==== Given records

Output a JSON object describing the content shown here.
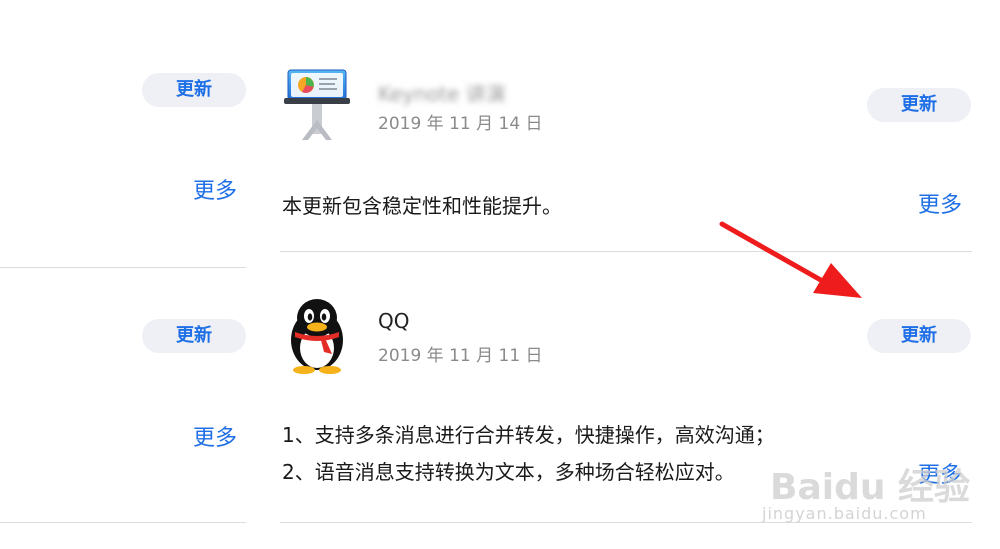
{
  "left_panel": {
    "rows": [
      {
        "update_label": "更新",
        "more_label": "更多"
      },
      {
        "update_label": "更新",
        "more_label": "更多"
      }
    ]
  },
  "apps": [
    {
      "icon": "keynote-icon",
      "name": "Keynote 讲演",
      "name_blurred": true,
      "date": "2019 年 11 月 14 日",
      "update_label": "更新",
      "notes": [
        "本更新包含稳定性和性能提升。"
      ],
      "more_label": "更多"
    },
    {
      "icon": "qq-penguin-icon",
      "name": "QQ",
      "name_blurred": false,
      "date": "2019 年 11 月 11 日",
      "update_label": "更新",
      "notes": [
        "1、支持多条消息进行合并转发，快捷操作，高效沟通；",
        "2、语音消息支持转换为文本，多种场合轻松应对。"
      ],
      "more_label": "更多"
    }
  ],
  "annotation": {
    "type": "red-arrow",
    "color": "#ee1c1c",
    "target": "qq-update-button"
  },
  "watermark": {
    "brand": "Baidu 经验",
    "url": "jingyan.baidu.com"
  },
  "colors": {
    "accent": "#1f6fe6",
    "button_bg": "#eef0f5",
    "divider": "#dcdcdc",
    "arrow": "#ee1c1c"
  }
}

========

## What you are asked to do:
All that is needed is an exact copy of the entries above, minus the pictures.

## Solution:
Output a JSON object describing the content shown here.
{
  "left_panel": {
    "rows": [
      {
        "update_label": "更新",
        "more_label": "更多"
      },
      {
        "update_label": "更新",
        "more_label": "更多"
      }
    ]
  },
  "apps": [
    {
      "icon": "keynote-icon",
      "name": "Keynote 讲演",
      "name_blurred": true,
      "date": "2019 年 11 月 14 日",
      "update_label": "更新",
      "notes": [
        "本更新包含稳定性和性能提升。"
      ],
      "more_label": "更多"
    },
    {
      "icon": "qq-penguin-icon",
      "name": "QQ",
      "name_blurred": false,
      "date": "2019 年 11 月 11 日",
      "update_label": "更新",
      "notes": [
        "1、支持多条消息进行合并转发，快捷操作，高效沟通；",
        "2、语音消息支持转换为文本，多种场合轻松应对。"
      ],
      "more_label": "更多"
    }
  ],
  "annotation": {
    "type": "red-arrow",
    "color": "#ee1c1c",
    "target": "qq-update-button"
  },
  "watermark": {
    "brand": "Baidu 经验",
    "url": "jingyan.baidu.com"
  },
  "colors": {
    "accent": "#1f6fe6",
    "button_bg": "#eef0f5",
    "divider": "#dcdcdc",
    "arrow": "#ee1c1c"
  }
}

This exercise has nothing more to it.